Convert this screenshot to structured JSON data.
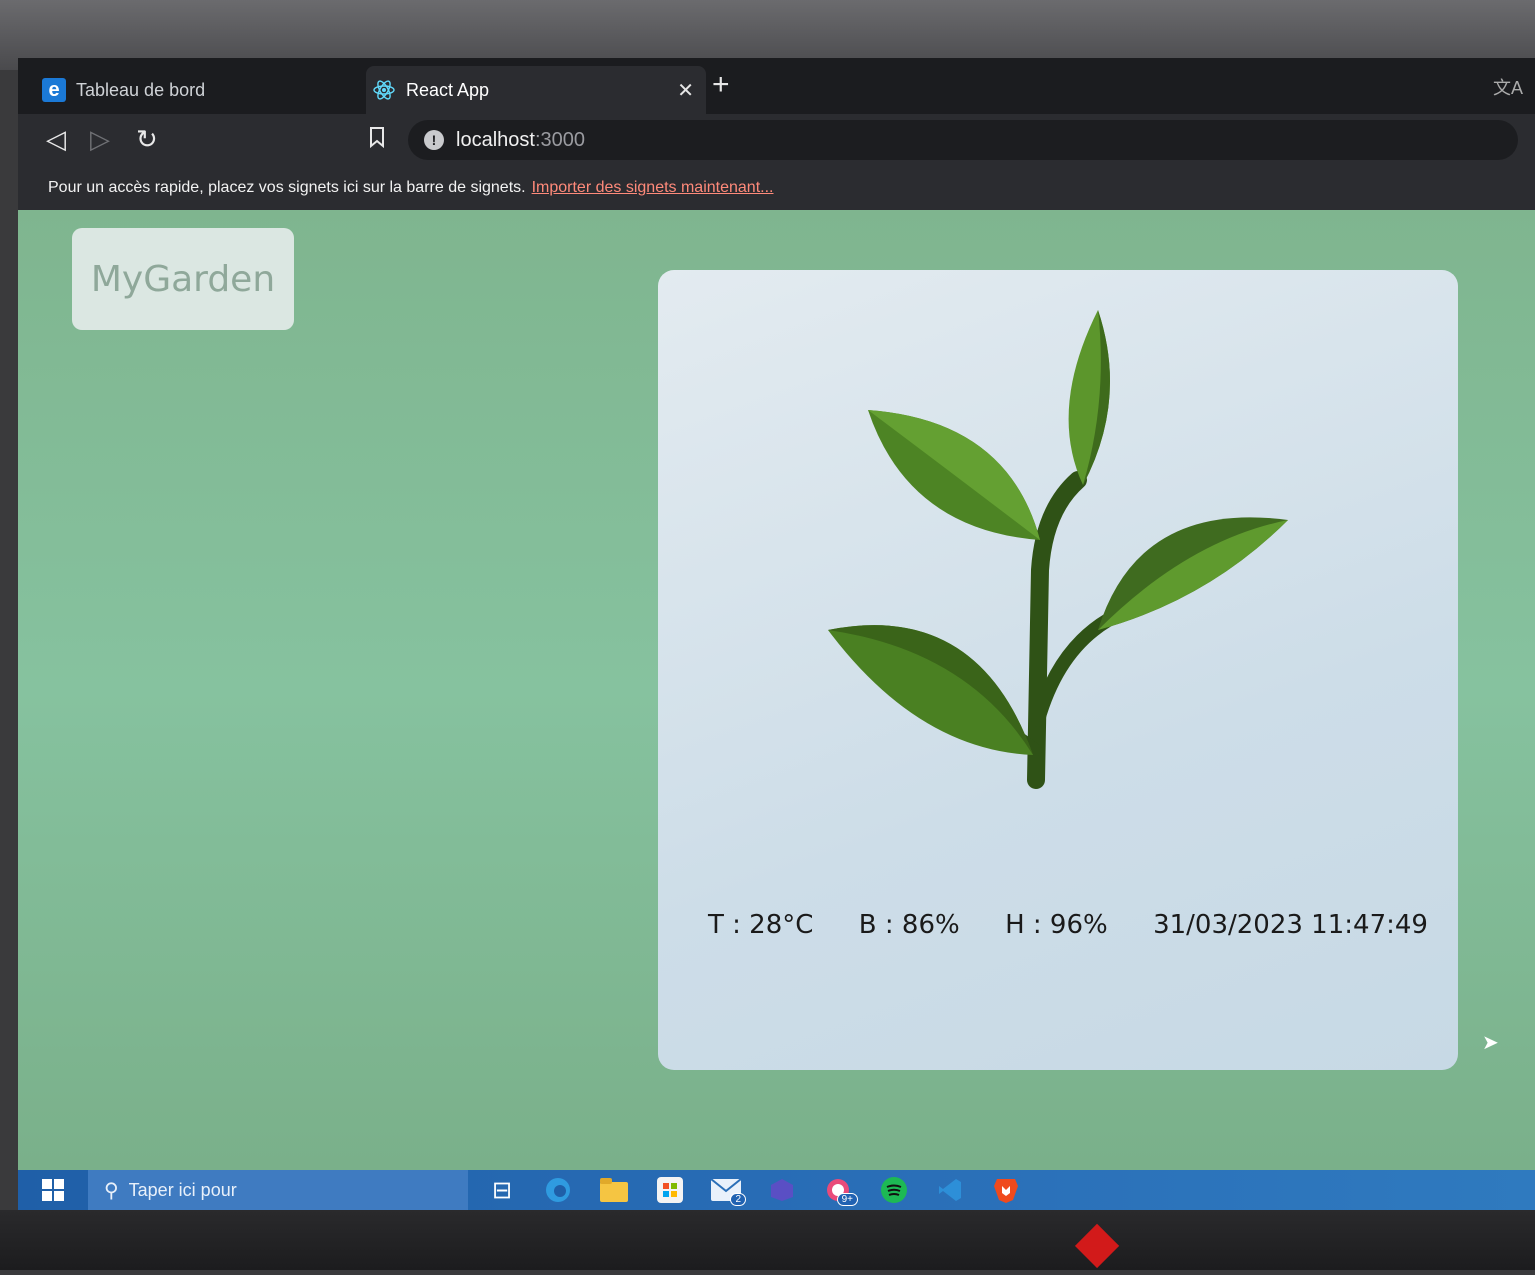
{
  "browser": {
    "tabs": [
      {
        "label": "Tableau de bord",
        "icon": "edge-icon",
        "active": false
      },
      {
        "label": "React App",
        "icon": "react-icon",
        "active": true
      }
    ],
    "address": {
      "host": "localhost",
      "port": ":3000"
    },
    "bookmarks_bar": {
      "text": "Pour un accès rapide, placez vos signets ici sur la barre de signets.",
      "link": "Importer des signets maintenant..."
    }
  },
  "app": {
    "logo": "MyGarden",
    "readings": {
      "temperature": "T : 28°C",
      "battery": "B : 86%",
      "humidity": "H : 96%",
      "datetime": "31/03/2023 11:47:49"
    },
    "colors": {
      "page_background": "#86c29f",
      "card_background": "#d6e3ec",
      "leaf_dark": "#3f6b1f",
      "leaf_light": "#5f9a2e"
    }
  },
  "taskbar": {
    "search_placeholder": "Taper ici pour",
    "mail_badge": "2",
    "copilot_badge": "9+"
  }
}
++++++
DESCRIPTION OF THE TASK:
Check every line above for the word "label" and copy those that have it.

YOUR SOLUTION:
        "label": "Tableau de bord",
        "label": "React App",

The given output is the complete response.